_MATERIAL PROVIDED_
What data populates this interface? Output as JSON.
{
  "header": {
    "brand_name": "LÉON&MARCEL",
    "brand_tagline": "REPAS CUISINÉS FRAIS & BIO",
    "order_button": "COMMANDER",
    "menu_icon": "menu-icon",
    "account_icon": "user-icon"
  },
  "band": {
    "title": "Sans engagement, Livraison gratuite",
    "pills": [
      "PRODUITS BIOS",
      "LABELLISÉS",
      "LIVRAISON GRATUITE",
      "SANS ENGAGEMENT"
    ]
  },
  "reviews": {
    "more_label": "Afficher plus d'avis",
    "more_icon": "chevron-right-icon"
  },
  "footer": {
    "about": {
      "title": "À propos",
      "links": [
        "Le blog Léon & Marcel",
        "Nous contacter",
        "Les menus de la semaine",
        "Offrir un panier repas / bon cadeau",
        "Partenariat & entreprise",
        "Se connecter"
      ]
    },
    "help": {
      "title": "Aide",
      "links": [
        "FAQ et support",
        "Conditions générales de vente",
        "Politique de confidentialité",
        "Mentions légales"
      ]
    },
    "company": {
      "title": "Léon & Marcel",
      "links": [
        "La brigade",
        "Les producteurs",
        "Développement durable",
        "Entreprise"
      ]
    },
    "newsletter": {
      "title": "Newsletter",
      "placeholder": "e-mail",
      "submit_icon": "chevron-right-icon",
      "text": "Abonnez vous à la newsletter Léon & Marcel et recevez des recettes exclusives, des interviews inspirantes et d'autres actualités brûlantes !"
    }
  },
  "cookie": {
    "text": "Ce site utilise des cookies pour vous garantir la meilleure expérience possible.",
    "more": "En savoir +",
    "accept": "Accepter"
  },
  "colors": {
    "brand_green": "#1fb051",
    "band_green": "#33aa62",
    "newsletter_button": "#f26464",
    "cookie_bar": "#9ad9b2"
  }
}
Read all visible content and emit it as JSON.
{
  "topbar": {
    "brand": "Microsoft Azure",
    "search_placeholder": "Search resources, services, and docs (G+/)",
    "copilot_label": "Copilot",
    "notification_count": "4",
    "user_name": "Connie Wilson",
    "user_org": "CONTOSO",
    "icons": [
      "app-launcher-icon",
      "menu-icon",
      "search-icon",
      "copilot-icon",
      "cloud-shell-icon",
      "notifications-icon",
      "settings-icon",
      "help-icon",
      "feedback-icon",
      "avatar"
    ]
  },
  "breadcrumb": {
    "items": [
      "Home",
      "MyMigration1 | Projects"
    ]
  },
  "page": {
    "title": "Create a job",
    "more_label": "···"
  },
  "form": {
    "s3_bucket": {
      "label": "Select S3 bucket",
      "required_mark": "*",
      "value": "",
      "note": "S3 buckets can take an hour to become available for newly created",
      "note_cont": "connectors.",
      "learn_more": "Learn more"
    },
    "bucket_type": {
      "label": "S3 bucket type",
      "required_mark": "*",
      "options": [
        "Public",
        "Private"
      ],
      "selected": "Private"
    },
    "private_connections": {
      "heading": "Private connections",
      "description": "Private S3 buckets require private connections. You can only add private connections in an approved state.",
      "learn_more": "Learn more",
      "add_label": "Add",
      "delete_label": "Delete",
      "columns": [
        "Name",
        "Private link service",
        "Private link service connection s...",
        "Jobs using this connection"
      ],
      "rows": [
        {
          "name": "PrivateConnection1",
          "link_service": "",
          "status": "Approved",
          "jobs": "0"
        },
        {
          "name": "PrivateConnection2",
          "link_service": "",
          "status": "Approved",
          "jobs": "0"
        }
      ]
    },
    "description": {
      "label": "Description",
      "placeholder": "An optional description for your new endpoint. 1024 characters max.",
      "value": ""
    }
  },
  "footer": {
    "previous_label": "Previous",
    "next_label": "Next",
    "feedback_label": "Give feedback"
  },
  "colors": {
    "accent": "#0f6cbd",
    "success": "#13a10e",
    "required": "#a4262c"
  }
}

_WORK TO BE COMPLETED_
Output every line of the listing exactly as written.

_ANSWER TO THIS EXERCISE_
What data populates this interface? Output as JSON.
{
  "header": {
    "brand_name": "LÉON&MARCEL",
    "brand_tagline": "REPAS CUISINÉS FRAIS & BIO",
    "order_button": "COMMANDER",
    "menu_icon": "menu-icon",
    "account_icon": "user-icon"
  },
  "band": {
    "title": "Sans engagement, Livraison gratuite",
    "pills": [
      "PRODUITS BIOS",
      "LABELLISÉS",
      "LIVRAISON GRATUITE",
      "SANS ENGAGEMENT"
    ]
  },
  "reviews": {
    "more_label": "Afficher plus d'avis",
    "more_icon": "chevron-right-icon"
  },
  "footer": {
    "about": {
      "title": "À propos",
      "links": [
        "Le blog Léon & Marcel",
        "Nous contacter",
        "Les menus de la semaine",
        "Offrir un panier repas / bon cadeau",
        "Partenariat & entreprise",
        "Se connecter"
      ]
    },
    "help": {
      "title": "Aide",
      "links": [
        "FAQ et support",
        "Conditions générales de vente",
        "Politique de confidentialité",
        "Mentions légales"
      ]
    },
    "company": {
      "title": "Léon & Marcel",
      "links": [
        "La brigade",
        "Les producteurs",
        "Développement durable",
        "Entreprise"
      ]
    },
    "newsletter": {
      "title": "Newsletter",
      "placeholder": "e-mail",
      "submit_icon": "chevron-right-icon",
      "text": "Abonnez vous à la newsletter Léon & Marcel et recevez des recettes exclusives, des interviews inspirantes et d'autres actualités brûlantes !"
    }
  },
  "cookie": {
    "text": "Ce site utilise des cookies pour vous garantir la meilleure expérience possible.",
    "more": "En savoir +",
    "accept": "Accepter"
  },
  "colors": {
    "brand_green": "#1fb051",
    "band_green": "#33aa62",
    "newsletter_button": "#f26464",
    "cookie_bar": "#9ad9b2"
  }
}
Read all visible content and emit it as JSON.
{
  "topbar": {
    "brand": "Microsoft Azure",
    "search_placeholder": "Search resources, services, and docs (G+/)",
    "copilot_label": "Copilot",
    "notification_count": "4",
    "user_name": "Connie Wilson",
    "user_org": "CONTOSO",
    "icons": [
      "app-launcher-icon",
      "menu-icon",
      "search-icon",
      "copilot-icon",
      "cloud-shell-icon",
      "notifications-icon",
      "settings-icon",
      "help-icon",
      "feedback-icon",
      "avatar"
    ]
  },
  "breadcrumb": {
    "items": [
      "Home",
      "MyMigration1 | Projects"
    ]
  },
  "page": {
    "title": "Create a job",
    "more_label": "···"
  },
  "form": {
    "s3_bucket": {
      "label": "Select S3 bucket",
      "required_mark": "*",
      "value": "",
      "note": "S3 buckets can take an hour to become available for newly created",
      "note_cont": "connectors.",
      "learn_more": "Learn more"
    },
    "bucket_type": {
      "label": "S3 bucket type",
      "required_mark": "*",
      "options": [
        "Public",
        "Private"
      ],
      "selected": "Private"
    },
    "private_connections": {
      "heading": "Private connections",
      "description": "Private S3 buckets require private connections. You can only add private connections in an approved state.",
      "learn_more": "Learn more",
      "add_label": "Add",
      "delete_label": "Delete",
      "columns": [
        "Name",
        "Private link service",
        "Private link service connection s...",
        "Jobs using this connection"
      ],
      "rows": [
        {
          "name": "PrivateConnection1",
          "link_service": "",
          "status": "Approved",
          "jobs": "0"
        },
        {
          "name": "PrivateConnection2",
          "link_service": "",
          "status": "Approved",
          "jobs": "0"
        }
      ]
    },
    "description": {
      "label": "Description",
      "placeholder": "An optional description for your new endpoint. 1024 characters max.",
      "value": ""
    }
  },
  "footer": {
    "previous_label": "Previous",
    "next_label": "Next",
    "feedback_label": "Give feedback"
  },
  "colors": {
    "accent": "#0f6cbd",
    "success": "#13a10e",
    "required": "#a4262c"
  }
}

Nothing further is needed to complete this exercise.